(Data to examine)

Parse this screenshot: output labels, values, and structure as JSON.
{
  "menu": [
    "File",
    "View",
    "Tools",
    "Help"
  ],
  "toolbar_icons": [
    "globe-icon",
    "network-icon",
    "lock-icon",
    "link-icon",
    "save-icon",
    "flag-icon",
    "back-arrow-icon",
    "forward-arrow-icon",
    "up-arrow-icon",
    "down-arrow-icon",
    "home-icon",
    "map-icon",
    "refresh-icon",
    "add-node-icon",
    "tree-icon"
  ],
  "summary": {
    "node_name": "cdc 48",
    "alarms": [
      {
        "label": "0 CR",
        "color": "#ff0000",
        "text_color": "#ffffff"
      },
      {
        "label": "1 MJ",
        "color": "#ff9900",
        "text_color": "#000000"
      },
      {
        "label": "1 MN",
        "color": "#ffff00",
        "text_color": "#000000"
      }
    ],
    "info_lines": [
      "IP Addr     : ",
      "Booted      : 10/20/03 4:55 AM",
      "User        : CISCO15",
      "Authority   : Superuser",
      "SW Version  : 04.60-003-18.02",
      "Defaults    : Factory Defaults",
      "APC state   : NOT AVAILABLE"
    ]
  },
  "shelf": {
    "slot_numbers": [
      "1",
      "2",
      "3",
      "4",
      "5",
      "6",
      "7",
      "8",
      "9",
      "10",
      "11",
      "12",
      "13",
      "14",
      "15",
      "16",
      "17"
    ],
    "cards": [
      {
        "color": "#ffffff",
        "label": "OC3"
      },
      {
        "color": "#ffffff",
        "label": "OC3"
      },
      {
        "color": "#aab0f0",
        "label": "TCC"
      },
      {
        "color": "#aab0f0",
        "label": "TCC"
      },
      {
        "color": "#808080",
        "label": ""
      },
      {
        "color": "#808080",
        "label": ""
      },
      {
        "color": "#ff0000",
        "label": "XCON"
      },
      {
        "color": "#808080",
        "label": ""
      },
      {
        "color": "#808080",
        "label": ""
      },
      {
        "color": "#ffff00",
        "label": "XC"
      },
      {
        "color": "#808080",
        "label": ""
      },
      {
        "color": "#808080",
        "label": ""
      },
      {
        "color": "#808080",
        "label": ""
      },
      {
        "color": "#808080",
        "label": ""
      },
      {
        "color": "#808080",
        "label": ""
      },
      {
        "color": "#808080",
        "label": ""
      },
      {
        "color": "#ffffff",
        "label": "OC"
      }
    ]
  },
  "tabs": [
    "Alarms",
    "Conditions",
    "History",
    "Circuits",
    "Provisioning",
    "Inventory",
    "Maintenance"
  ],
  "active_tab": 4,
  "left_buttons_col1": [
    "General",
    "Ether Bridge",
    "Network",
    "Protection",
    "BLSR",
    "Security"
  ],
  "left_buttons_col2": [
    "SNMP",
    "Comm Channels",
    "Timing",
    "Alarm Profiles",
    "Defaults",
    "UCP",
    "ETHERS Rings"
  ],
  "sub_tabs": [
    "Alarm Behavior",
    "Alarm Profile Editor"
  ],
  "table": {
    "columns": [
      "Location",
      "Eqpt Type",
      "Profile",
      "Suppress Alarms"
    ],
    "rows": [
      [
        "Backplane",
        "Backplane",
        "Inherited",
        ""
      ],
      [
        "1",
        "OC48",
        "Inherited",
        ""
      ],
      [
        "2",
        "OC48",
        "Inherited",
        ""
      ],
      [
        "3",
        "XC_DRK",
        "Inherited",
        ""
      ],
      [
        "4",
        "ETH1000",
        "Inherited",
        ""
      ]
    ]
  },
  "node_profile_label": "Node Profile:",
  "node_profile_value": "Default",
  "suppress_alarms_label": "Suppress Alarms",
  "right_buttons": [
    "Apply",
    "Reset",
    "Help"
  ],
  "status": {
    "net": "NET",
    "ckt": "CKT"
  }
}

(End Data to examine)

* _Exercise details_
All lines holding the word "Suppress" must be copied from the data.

* _Exercise result_
      "Suppress Alarms"
  "suppress_alarms_label": "Suppress Alarms",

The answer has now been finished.